Attorney: Cancer patient in prison might die while awaiting clemency decision
The health of a 37-year-old cancer patient continues to decline after he was sent to prison for having 42 pounds of THC chocolates mailed to his Montgomery home.
Thomas J. Franzen faced a minimum of 12 years on cannabis trafficking charges; he eventually pleaded guilty in Kane County court to a reduced felony charge and was sentenced to the minimum four years in June 2019.
The attorney for Franzen, who has testicular cancer that spread to his kidneys and other areas of his body, argued Oct. 9 in Chicago for clemency or a pardon before the Illinois Prisoner Review Board. Gov. J.B. Pritzker's office has not commented on when, or if, he will consider action.
"The family is hoping the governor shows the same compassion for Mr. Franzen that he has for the poor and addicted," said attorney David Camic. "The collective fear is that Mr. Franzen dies waiting for mercy."
Franzen was arrested in February 2014 after authorities intercepted a package containing some 430 THC-infused chocolate bars. Franzen had a medical marijuana card at the time, but he possessed way more cannabis than allowed under state law.
According to an email from Michael Franzen, his son was placed on a medical hold two days after the clemency hearing, has pain when urinating and fears he has a lump on his other testicle.

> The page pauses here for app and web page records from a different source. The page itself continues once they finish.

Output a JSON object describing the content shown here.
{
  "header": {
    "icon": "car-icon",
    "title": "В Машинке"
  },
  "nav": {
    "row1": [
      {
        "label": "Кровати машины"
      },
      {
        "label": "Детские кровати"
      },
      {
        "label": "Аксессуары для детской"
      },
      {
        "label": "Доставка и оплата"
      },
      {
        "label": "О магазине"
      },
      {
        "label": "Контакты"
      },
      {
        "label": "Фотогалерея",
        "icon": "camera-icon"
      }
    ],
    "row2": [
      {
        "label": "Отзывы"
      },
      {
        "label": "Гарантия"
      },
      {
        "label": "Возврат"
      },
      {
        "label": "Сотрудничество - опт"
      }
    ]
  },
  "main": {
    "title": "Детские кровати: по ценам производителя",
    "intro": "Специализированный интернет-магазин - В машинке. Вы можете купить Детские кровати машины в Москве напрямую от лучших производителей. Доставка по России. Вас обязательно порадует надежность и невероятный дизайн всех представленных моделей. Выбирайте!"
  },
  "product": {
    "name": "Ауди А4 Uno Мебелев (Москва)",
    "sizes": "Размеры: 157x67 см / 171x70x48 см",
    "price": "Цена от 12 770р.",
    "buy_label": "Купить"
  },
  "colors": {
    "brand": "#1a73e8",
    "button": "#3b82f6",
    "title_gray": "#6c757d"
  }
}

"He has not been provided any of his breathing medications and has not had any medications since being placed on medical hold," read part of the email. "He has had a loss of feeling in his hands and feet during and after work detail. He had flu and cold symptoms with his reduced immune system."
Since Franzen's incarceration, nearly 3,000 people have signed a petition on change.org calling for Pritzker to commute the sentence.

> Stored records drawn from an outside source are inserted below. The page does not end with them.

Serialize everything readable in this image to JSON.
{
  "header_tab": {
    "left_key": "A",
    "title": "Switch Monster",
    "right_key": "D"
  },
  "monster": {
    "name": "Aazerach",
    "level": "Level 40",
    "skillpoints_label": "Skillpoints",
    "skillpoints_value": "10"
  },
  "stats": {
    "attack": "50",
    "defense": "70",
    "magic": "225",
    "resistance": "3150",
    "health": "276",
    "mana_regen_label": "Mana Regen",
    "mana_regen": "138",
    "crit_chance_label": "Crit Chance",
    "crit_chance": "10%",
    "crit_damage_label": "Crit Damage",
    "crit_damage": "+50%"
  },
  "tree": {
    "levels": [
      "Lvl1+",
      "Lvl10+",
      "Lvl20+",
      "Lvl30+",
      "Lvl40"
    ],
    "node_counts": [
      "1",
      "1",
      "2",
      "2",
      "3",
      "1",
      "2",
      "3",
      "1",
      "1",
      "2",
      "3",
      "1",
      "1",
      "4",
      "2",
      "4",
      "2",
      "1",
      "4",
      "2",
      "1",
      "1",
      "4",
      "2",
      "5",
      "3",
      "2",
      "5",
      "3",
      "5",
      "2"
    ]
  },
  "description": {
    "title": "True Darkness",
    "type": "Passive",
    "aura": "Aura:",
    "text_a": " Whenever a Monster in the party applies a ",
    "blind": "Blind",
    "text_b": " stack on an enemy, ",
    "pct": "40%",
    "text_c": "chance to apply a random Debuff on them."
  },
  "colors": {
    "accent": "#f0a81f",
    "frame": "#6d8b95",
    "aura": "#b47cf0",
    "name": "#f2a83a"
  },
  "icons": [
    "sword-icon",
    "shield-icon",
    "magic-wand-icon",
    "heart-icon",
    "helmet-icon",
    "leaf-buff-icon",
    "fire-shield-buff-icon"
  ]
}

Jordan Abudayyah, a Pritzker representative, wrote in an email that "the case is going through the clemency process and a decision has not been made." Abudayyah did not respond to additional phone messages or emails inquiring if Pritzker had knowledge of Franzen's case.

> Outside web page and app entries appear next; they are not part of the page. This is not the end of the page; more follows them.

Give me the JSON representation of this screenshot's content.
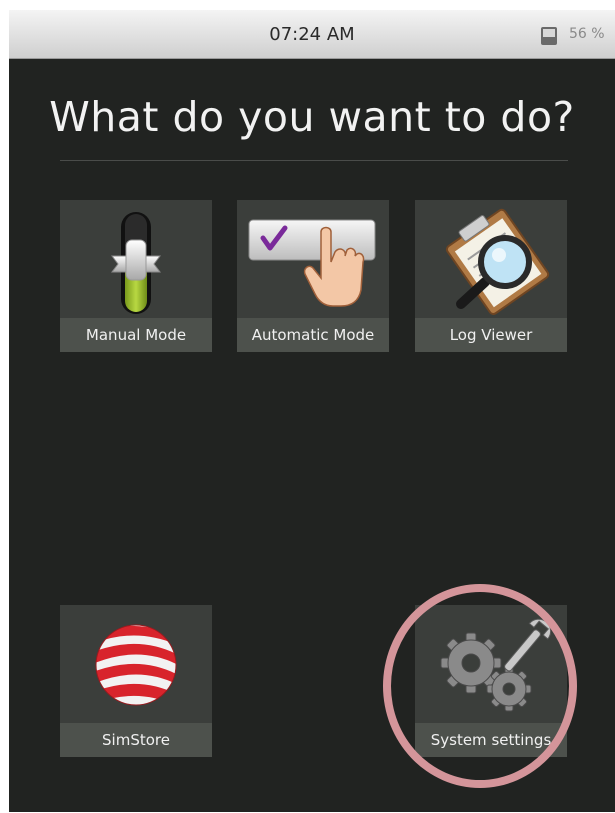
{
  "status_bar": {
    "time": "07:24 AM",
    "battery": "56 %"
  },
  "heading": "What do you want to do?",
  "tiles": [
    {
      "label": "Manual Mode",
      "icon": "toggle-switch-icon"
    },
    {
      "label": "Automatic Mode",
      "icon": "touch-check-button-icon"
    },
    {
      "label": "Log Viewer",
      "icon": "clipboard-magnifier-icon"
    },
    {
      "label": "SimStore",
      "icon": "red-striped-sphere-logo"
    },
    {
      "label": "System settings",
      "icon": "gears-wrench-icon"
    }
  ],
  "colors": {
    "background": "#212321",
    "tile": "#3b3e3b",
    "tile_label_bar": "#4d514c",
    "highlight_ring": "#d4959a",
    "simstore_red": "#d8242c"
  }
}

Calls and emails this past week to Jason Sweat, the spokesman for the Illinois Prisoner Review Board, and Lindsey Hess, spokeswoman for the Illinois Department of Corrections, were not returned.
Franzen can have his prison sentence cut in half for good behavior. He is tentatively scheduled to be paroled June 7, 2022.